=== PROBLEM REQUIREMENTS ===
Report every line of the records below that includes the string "from".

****************************************

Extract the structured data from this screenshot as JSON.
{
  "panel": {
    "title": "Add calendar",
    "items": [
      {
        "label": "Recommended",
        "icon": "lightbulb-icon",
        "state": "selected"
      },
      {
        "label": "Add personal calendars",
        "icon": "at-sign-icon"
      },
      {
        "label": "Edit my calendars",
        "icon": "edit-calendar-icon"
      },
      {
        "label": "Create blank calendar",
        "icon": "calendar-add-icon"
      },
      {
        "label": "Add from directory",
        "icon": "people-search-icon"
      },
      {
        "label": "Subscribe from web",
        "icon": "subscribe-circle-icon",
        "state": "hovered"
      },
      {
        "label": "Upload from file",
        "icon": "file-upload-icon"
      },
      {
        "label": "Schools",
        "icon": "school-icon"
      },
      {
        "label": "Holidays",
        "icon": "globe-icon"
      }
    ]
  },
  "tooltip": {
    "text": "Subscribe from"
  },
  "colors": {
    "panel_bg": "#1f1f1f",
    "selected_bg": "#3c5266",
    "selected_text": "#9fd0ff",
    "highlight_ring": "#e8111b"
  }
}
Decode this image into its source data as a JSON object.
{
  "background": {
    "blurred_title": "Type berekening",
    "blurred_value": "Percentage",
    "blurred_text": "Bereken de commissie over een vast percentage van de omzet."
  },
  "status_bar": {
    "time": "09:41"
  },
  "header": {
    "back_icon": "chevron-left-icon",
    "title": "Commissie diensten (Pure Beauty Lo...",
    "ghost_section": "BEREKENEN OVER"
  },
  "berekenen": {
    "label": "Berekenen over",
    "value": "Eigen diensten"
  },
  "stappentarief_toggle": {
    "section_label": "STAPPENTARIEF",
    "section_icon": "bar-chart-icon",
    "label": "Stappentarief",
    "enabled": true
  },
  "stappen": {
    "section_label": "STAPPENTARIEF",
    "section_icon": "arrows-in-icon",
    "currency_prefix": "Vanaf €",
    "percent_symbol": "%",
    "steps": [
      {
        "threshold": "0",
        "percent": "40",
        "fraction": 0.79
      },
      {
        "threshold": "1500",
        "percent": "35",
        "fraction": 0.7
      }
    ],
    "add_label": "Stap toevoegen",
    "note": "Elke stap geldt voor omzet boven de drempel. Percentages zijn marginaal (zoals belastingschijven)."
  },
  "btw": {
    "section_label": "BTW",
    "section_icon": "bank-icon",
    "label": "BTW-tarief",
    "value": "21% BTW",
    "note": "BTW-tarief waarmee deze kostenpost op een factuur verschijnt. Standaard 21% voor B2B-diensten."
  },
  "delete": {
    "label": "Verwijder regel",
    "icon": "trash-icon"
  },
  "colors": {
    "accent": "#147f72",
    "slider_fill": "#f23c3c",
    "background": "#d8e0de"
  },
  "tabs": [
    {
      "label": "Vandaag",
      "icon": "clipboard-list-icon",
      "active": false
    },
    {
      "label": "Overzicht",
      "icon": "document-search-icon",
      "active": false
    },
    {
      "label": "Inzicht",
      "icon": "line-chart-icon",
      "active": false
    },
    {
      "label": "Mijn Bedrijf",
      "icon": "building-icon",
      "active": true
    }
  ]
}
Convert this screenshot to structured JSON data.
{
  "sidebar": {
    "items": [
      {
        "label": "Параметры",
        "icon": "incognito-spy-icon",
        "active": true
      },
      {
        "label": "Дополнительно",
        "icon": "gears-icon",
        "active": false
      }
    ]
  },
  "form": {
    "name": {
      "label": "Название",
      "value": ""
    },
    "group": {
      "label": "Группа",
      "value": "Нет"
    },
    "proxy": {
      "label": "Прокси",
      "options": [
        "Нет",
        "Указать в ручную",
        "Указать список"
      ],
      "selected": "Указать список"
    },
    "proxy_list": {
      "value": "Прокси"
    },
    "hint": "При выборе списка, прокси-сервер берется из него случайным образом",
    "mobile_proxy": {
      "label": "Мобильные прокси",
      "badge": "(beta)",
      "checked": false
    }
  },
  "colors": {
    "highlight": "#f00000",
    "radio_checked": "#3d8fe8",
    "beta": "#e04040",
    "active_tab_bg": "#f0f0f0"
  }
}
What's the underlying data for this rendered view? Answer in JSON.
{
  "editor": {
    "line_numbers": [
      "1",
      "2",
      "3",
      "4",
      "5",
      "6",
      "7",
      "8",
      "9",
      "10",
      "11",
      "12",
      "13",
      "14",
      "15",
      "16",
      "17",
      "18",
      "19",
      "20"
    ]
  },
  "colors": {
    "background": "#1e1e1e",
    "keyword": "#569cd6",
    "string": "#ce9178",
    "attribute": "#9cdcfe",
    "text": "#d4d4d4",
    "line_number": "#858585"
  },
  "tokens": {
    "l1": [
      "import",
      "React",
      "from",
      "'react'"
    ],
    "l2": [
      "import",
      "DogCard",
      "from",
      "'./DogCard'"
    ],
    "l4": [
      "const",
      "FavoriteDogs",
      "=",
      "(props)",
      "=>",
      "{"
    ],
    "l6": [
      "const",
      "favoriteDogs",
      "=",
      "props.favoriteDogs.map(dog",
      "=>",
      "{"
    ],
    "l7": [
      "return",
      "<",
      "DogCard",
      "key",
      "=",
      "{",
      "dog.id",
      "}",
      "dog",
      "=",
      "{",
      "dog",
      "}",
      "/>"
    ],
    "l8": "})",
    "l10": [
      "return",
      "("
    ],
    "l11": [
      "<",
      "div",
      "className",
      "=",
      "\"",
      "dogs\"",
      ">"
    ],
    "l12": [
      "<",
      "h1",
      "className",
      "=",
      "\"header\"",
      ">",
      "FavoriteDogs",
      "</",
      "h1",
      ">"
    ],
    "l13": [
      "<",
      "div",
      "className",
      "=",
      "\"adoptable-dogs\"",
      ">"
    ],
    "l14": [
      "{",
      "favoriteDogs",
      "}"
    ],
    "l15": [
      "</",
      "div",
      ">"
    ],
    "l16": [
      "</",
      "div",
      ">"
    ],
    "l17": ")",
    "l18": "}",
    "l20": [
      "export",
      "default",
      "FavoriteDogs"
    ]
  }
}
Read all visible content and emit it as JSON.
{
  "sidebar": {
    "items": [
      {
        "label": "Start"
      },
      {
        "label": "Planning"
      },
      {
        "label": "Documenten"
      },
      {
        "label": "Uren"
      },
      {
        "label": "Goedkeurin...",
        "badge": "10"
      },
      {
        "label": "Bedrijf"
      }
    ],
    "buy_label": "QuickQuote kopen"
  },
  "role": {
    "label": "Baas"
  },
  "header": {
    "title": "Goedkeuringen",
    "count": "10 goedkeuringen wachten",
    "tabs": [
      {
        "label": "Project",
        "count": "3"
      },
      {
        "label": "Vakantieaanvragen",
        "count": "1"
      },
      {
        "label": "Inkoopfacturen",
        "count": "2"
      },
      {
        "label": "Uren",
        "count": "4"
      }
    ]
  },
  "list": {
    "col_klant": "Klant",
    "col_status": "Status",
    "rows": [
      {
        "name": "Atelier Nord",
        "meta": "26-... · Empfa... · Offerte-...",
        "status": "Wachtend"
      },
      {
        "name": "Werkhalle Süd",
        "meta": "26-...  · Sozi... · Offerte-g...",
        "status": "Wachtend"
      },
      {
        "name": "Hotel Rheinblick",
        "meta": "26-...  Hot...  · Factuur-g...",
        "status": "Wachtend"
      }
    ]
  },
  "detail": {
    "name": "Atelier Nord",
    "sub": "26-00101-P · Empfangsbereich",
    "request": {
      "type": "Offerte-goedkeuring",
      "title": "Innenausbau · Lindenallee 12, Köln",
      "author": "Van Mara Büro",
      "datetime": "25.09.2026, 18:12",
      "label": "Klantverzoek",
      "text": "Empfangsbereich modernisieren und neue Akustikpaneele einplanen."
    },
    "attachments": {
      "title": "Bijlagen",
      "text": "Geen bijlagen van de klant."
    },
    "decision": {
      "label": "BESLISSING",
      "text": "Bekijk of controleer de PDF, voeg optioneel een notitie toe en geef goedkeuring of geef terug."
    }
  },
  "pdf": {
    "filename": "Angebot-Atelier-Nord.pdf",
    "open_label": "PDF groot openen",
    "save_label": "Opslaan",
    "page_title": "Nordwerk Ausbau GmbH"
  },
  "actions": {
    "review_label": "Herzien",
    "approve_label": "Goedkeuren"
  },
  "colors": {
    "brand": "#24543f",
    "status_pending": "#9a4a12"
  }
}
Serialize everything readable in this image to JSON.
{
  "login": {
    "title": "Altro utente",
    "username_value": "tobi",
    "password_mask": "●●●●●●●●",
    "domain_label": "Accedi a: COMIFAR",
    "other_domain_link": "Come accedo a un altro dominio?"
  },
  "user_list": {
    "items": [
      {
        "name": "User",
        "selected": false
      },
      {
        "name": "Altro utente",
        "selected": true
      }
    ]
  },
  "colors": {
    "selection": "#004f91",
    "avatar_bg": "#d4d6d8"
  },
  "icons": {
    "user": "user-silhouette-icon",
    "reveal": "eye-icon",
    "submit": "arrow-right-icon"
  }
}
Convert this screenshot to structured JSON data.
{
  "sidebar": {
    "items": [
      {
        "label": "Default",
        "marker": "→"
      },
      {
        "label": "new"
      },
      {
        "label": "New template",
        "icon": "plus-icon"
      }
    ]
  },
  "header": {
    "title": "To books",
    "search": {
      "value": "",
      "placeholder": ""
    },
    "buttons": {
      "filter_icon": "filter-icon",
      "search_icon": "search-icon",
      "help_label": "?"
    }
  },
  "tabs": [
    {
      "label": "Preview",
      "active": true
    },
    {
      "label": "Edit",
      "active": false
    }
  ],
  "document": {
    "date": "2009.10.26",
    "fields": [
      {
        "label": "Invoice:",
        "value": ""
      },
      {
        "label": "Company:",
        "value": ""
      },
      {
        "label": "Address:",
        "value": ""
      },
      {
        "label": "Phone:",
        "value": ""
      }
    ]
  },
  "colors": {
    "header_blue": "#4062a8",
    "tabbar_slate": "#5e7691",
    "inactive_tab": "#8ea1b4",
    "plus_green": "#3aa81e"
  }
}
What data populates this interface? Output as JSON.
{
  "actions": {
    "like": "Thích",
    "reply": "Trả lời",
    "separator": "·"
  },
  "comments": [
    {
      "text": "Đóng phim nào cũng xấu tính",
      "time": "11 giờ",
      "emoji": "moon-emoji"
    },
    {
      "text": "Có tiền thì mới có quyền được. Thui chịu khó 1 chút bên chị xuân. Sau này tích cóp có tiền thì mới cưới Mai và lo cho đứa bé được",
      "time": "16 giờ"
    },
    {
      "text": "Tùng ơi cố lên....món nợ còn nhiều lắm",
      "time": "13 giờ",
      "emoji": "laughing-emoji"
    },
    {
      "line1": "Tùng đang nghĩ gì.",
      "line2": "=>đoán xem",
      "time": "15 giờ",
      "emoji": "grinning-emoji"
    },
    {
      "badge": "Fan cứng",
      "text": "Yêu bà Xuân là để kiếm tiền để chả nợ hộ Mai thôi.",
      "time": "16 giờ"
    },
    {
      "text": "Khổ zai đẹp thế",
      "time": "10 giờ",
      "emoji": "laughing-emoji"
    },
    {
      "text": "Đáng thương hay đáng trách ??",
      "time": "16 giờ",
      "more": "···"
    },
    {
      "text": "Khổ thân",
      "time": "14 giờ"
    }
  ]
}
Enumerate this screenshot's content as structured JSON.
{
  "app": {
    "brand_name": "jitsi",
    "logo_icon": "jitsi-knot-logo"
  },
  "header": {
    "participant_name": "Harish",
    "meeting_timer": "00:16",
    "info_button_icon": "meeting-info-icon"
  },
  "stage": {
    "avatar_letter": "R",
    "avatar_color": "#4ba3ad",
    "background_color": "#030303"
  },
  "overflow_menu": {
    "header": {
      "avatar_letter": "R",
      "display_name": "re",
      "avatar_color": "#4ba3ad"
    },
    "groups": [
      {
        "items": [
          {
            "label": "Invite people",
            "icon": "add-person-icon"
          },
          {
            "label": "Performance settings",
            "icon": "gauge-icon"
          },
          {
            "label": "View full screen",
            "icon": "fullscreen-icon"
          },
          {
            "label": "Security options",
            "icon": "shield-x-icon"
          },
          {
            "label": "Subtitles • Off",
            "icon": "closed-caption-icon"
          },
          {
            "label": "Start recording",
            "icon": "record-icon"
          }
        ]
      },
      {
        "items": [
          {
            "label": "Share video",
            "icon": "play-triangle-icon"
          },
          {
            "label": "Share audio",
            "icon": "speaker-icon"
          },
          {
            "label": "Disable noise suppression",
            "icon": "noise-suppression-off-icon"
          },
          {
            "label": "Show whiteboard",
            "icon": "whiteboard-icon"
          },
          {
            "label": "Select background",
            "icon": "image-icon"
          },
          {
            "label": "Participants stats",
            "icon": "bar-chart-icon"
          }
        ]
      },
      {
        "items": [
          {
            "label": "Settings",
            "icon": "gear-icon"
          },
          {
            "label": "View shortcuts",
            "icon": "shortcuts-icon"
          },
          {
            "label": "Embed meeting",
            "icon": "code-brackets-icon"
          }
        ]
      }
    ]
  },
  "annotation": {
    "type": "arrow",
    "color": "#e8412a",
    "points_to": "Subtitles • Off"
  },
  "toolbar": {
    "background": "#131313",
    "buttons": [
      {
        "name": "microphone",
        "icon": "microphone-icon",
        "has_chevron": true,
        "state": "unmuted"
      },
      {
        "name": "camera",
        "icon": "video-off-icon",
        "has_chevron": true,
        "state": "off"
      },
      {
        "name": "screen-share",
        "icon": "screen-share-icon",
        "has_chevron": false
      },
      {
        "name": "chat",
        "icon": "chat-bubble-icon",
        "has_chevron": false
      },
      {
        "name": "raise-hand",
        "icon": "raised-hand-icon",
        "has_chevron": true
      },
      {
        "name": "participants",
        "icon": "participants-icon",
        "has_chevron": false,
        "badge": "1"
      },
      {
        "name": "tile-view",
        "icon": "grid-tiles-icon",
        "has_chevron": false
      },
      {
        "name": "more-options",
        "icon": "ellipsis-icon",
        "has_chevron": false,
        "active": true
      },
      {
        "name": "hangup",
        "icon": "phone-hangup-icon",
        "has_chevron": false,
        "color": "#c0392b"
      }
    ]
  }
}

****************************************

=== TASK RESPONSE ===
Extract the structured data from this screenshot as JSON.
        "label": "Add from directory",
        "label": "Subscribe from web",
        "label": "Upload from file",
    "text": "Subscribe from"
      "from",
      "from",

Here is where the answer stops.